"Can a 4-month-old child be taking part in such (Shaheen Bagh) protests?" the Supreme Court asked on Monday while warning some women lawyers for making 'explosive submissions' that children participating in these anti-Citizenship Amendment Act demonstrations are being called names, 'terrorist', 'gaddar' (traitor), 'Pakistani', in school.
"Don't make explosive submissions. Please do not make such statements. We do not want people to use this platform to further create problems," said a bench, comprising Chief Justice S A Bobde and Justices B R Gavai and Surya Kant, when two women advocates instantly started making submissions.
When the bench said it was taking suo motu cognisance of the letter written by a national bravery award winner Zen Gunratan Sadavarte, seeking that minors be barred from participating in any type of protest and agitation, the advocates interrupted claiming that children participating in the protest are being called names, 'terrorist', 'gaddar' (traitor), 'Pakistani', in schools.
"They (children) come home crying," they submitted.
The intervention by advocates Shahrukh Alam and Nandita Rao, did not go down well with the bench, which said: "We will not hear you on this. Don't make such types of irrelevant arguments."

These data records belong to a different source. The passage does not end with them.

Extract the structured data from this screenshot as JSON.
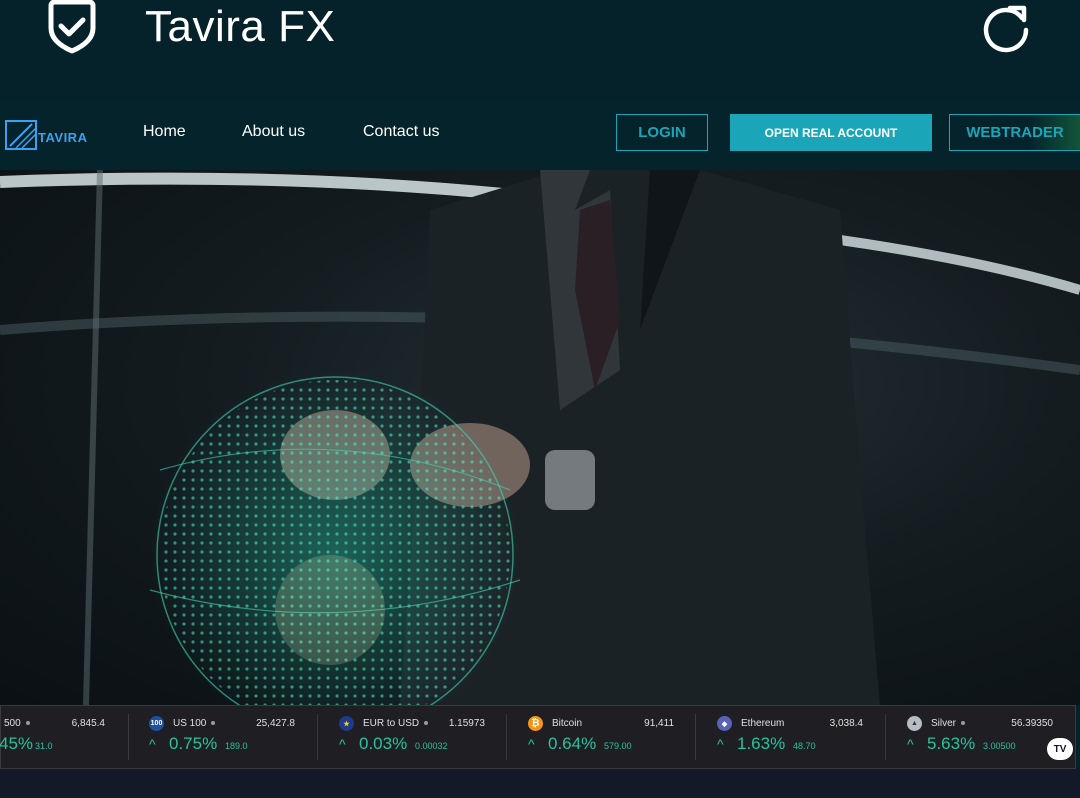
{
  "app": {
    "title": "Tavira FX"
  },
  "nav": {
    "logo_text": "TAVIRA",
    "links": [
      "Home",
      "About us",
      "Contact us"
    ],
    "login_label": "LOGIN",
    "open_account_label": "OPEN REAL ACCOUNT",
    "webtrader_label": "WEBTRADER"
  },
  "colors": {
    "accent": "#1aa6b8",
    "background": "#05222a",
    "positive": "#27c2a0"
  },
  "ticker": [
    {
      "name": "500",
      "price": "6,845.4",
      "pct": "45%",
      "change": "31.0",
      "icon": ""
    },
    {
      "name": "US 100",
      "price": "25,427.8",
      "pct": "0.75%",
      "change": "189.0",
      "icon": "100"
    },
    {
      "name": "EUR to USD",
      "price": "1.15973",
      "pct": "0.03%",
      "change": "0.00032",
      "icon": "eu-flag-icon"
    },
    {
      "name": "Bitcoin",
      "price": "91,411",
      "pct": "0.64%",
      "change": "579.00",
      "icon": "₿"
    },
    {
      "name": "Ethereum",
      "price": "3,038.4",
      "pct": "1.63%",
      "change": "48.70",
      "icon": "ethereum-icon"
    },
    {
      "name": "Silver",
      "price": "56.39350",
      "pct": "5.63%",
      "change": "3.00500",
      "icon": "silver-icon"
    }
  ],
  "tv_badge": "TV"
}
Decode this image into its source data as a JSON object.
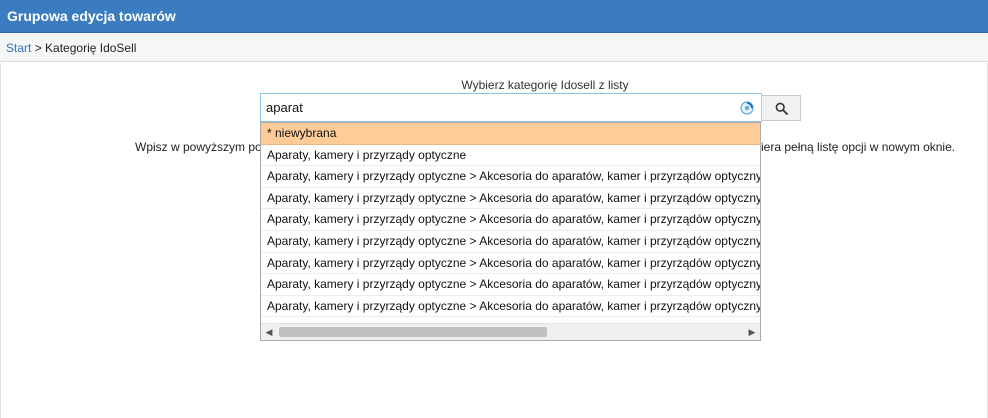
{
  "window": {
    "title": "Grupowa edycja towarów"
  },
  "breadcrumb": {
    "start": "Start",
    "separator": ">",
    "current": "Kategorię IdoSell"
  },
  "form": {
    "label": "Wybierz kategorię Idosell z listy",
    "search_value": "aparat",
    "hint_left": "Wpisz w powyższym po",
    "hint_right": "iera pełną listę opcji w nowym oknie."
  },
  "dropdown": {
    "items": [
      "* niewybrana",
      "Aparaty, kamery i przyrządy optyczne",
      "Aparaty, kamery i przyrządy optyczne > Akcesoria do aparatów, kamer i przyrządów optycznych",
      "Aparaty, kamery i przyrządy optyczne > Akcesoria do aparatów, kamer i przyrządów optycznych",
      "Aparaty, kamery i przyrządy optyczne > Akcesoria do aparatów, kamer i przyrządów optycznych",
      "Aparaty, kamery i przyrządy optyczne > Akcesoria do aparatów, kamer i przyrządów optycznych",
      "Aparaty, kamery i przyrządy optyczne > Akcesoria do aparatów, kamer i przyrządów optycznych",
      "Aparaty, kamery i przyrządy optyczne > Akcesoria do aparatów, kamer i przyrządów optycznych",
      "Aparaty, kamery i przyrządy optyczne > Akcesoria do aparatów, kamer i przyrządów optycznych"
    ],
    "selected_index": 0
  },
  "icons": {
    "search": "magnifier-icon",
    "loading": "loading-spinner-icon"
  },
  "colors": {
    "header": "#3b7cc0",
    "link": "#2f78c4",
    "selected": "#ffcc99",
    "input_border": "#8ec4e6"
  }
}
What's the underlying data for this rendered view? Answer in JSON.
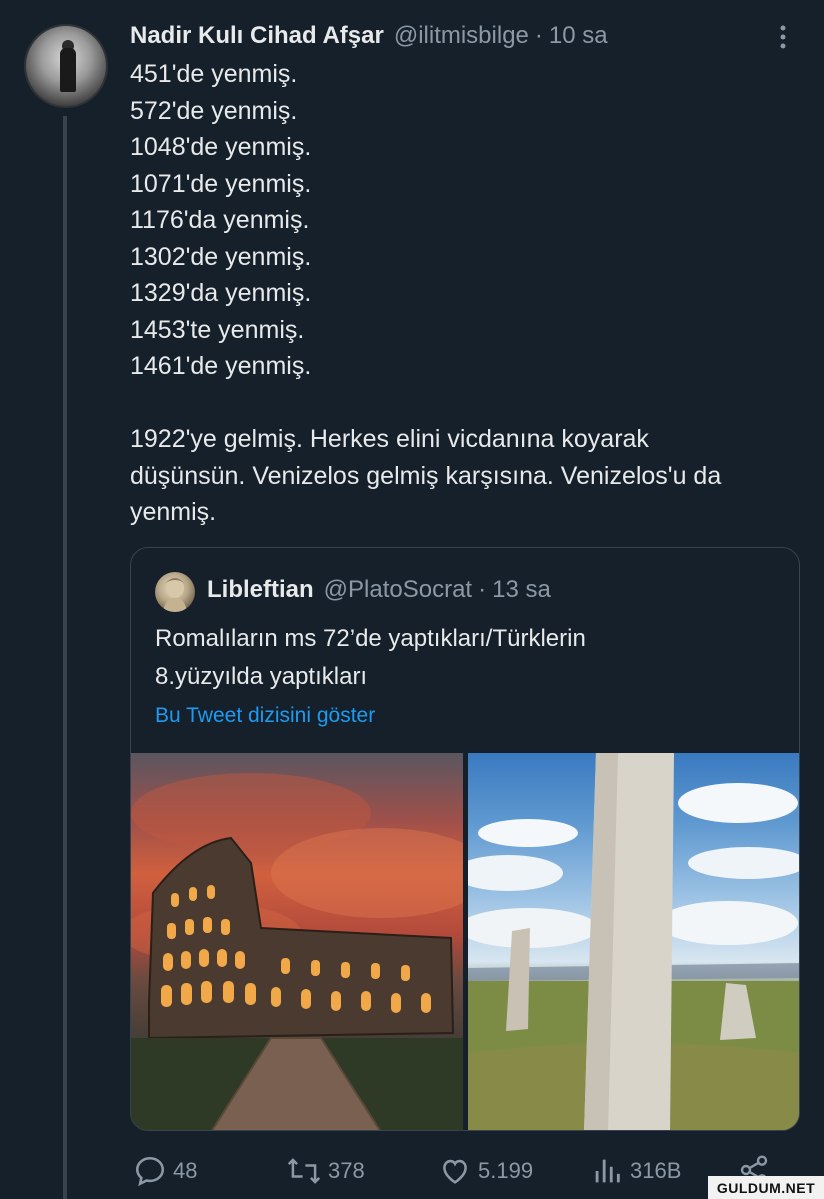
{
  "tweet": {
    "author_name": "Nadir Kulı Cihad Afşar",
    "handle": "@ilitmisbilge",
    "separator": "·",
    "time": "10 sa",
    "lines": [
      "451'de yenmiş.",
      "572'de yenmiş.",
      "1048'de yenmiş.",
      "1071'de yenmiş.",
      "1176'da yenmiş.",
      "1302'de yenmiş.",
      "1329'da yenmiş.",
      "1453'te yenmiş.",
      "1461'de yenmiş.",
      "",
      "1922'ye gelmiş. Herkes elini vicdanına koyarak",
      "düşünsün. Venizelos gelmiş karşısına. Venizelos'u da",
      "yenmiş."
    ]
  },
  "quote": {
    "author_name": "Libleftian",
    "handle": "@PlatoSocrat",
    "separator": "·",
    "time": "13 sa",
    "text_line1": "Romalıların ms 72’de yaptıkları/Türklerin",
    "text_line2": "8.yüzyılda yaptıkları",
    "show_thread": "Bu Tweet dizisini göster"
  },
  "actions": {
    "replies": "48",
    "retweets": "378",
    "likes": "5.199",
    "views": "316B"
  },
  "watermark": "GULDUM.NET",
  "colors": {
    "background": "#15202b",
    "text": "#e7e9ea",
    "muted": "#8b98a5",
    "link": "#1d9bf0",
    "border": "#38444d"
  },
  "icons": [
    "more-icon",
    "reply-icon",
    "retweet-icon",
    "like-icon",
    "views-icon",
    "share-icon"
  ]
}
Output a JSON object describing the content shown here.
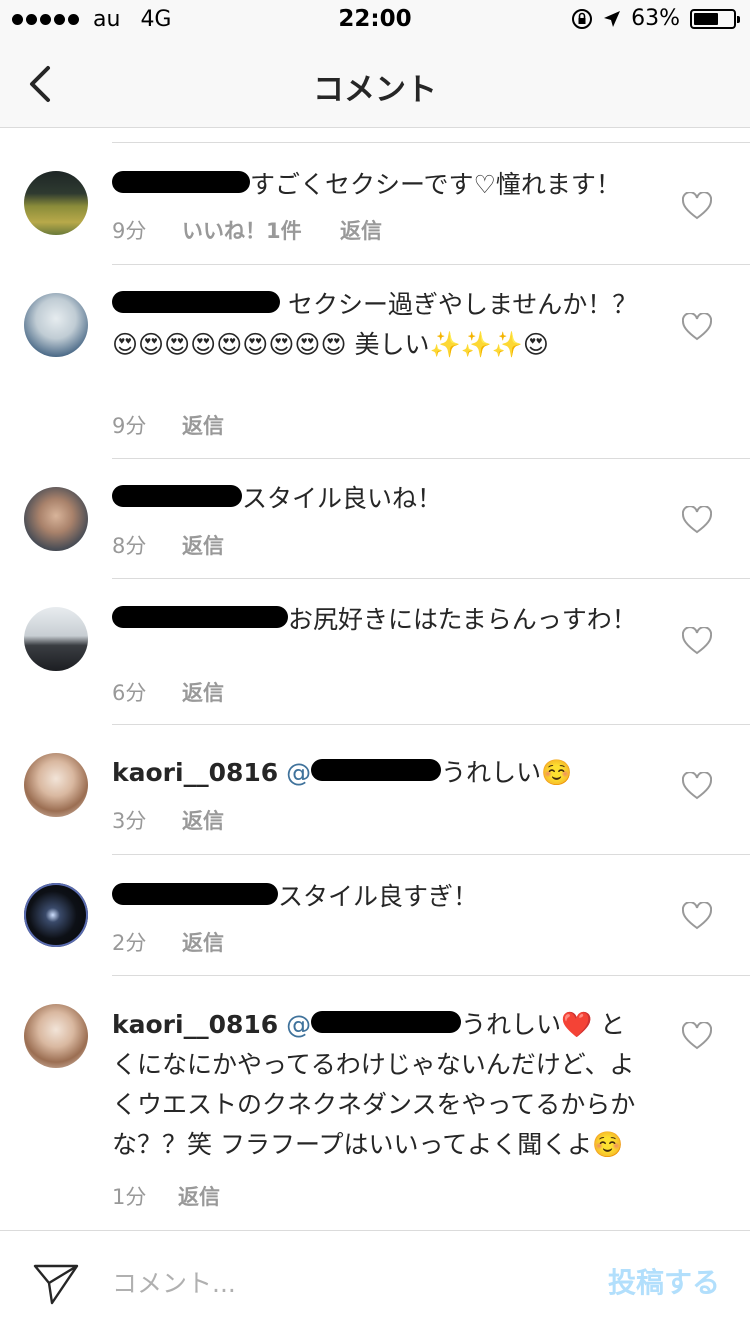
{
  "status_bar": {
    "carrier": "au",
    "network": "4G",
    "time": "22:00",
    "battery": "63%",
    "battery_level": 0.63
  },
  "nav": {
    "title": "コメント",
    "back_icon": "chevron-left-icon"
  },
  "comments": [
    {
      "username_visible": "",
      "text": "すごくセクシーです♡憧れます！",
      "time": "9分",
      "likes": "いいね！1件",
      "reply": "返信",
      "avatar_color": "#5a6a3a"
    },
    {
      "username_visible": "",
      "text": "セクシー過ぎやしませんか！？😍😍😍😍😍😍😍😍😍 美しい✨✨✨😍",
      "time": "9分",
      "reply": "返信",
      "avatar_color": "#9aa6b0"
    },
    {
      "username_visible": "",
      "text": "スタイル良いね！",
      "time": "8分",
      "reply": "返信",
      "avatar_color": "#7a6a5c"
    },
    {
      "username_visible": "",
      "text": "お尻好きにはたまらんっすわ！",
      "time": "6分",
      "reply": "返信",
      "avatar_color": "#55585e"
    },
    {
      "username_visible": "kaori__0816",
      "mention_prefix": "@",
      "text": "うれしい☺️",
      "time": "3分",
      "reply": "返信",
      "avatar_color": "#c9a68a"
    },
    {
      "username_visible": "",
      "text": "スタイル良すぎ！",
      "time": "2分",
      "reply": "返信",
      "avatar_color": "#101418"
    },
    {
      "username_visible": "kaori__0816",
      "mention_prefix": "@",
      "text": "うれしい❤️ とくになにかやってるわけじゃないんだけど、よくウエストのクネクネダンスをやってるからかな？？笑 フラフープはいいってよく聞くよ☺️",
      "time": "1分",
      "reply": "返信",
      "avatar_color": "#c9a68a"
    }
  ],
  "input": {
    "placeholder": "コメント...",
    "post_label": "投稿する"
  },
  "colors": {
    "mention": "#3f729b",
    "meta": "#999999",
    "post_disabled": "#b2dffc",
    "divider": "#dbdbdb"
  }
}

Solicitor General Tushar Mehta opposed them saying, "Can it be a ground for sitting on dharna with a four-month-old child or can they oppose this on the ground that children are being called names like gaddars in school."
The bench asked, "A four-month old infant had gone to protest? But tell us which four-month-old child goes on its own to protest sites."
Advocate Alam said she was appearing for mother of two daughters and given that India has ratified UN Conventions on children's right to protest it was not appropriate for the apex court suo motu taking up the matter.
The bench said the two lawyers were deviating from the main issue of which it has taken cognizance of.
"We are not considering either CAA or NRC. We are not considering the abuses like Pakistani hurled in schools," the bench said.
The bench made it clear that it was not stifling anybody's voice.
"We are not stifling any voice. This is a properly constituted suo motu proceedings by the Supreme Court of India," the bench said.
"We have the highest respect for motherhood, and highest concern for children. Don't make arguments to raise and create guilt," the bench said.
"A child has died. Instead of causing more trouble, mothers should back this cause," the bench said.
The lawyers had submitted that 'these women (who are sitting at protest site) live in slums and have no option but to take their children along to the protest site'.
"The right of children to protest is also recognised under the UN convention...and children are brought along to fairs, jagratas etc where also they could be at a risk of some harm," Alam submitted.
The two women lawyers said they were seeking intervention on behalf of journalist and activist John Dayal and a woman who is the mother of two children.
The four-month-old baby had passed away in his sleep on the night of January 30 after returning from Shaheen Bagh where his parents had taken him during the anti-CAA protest.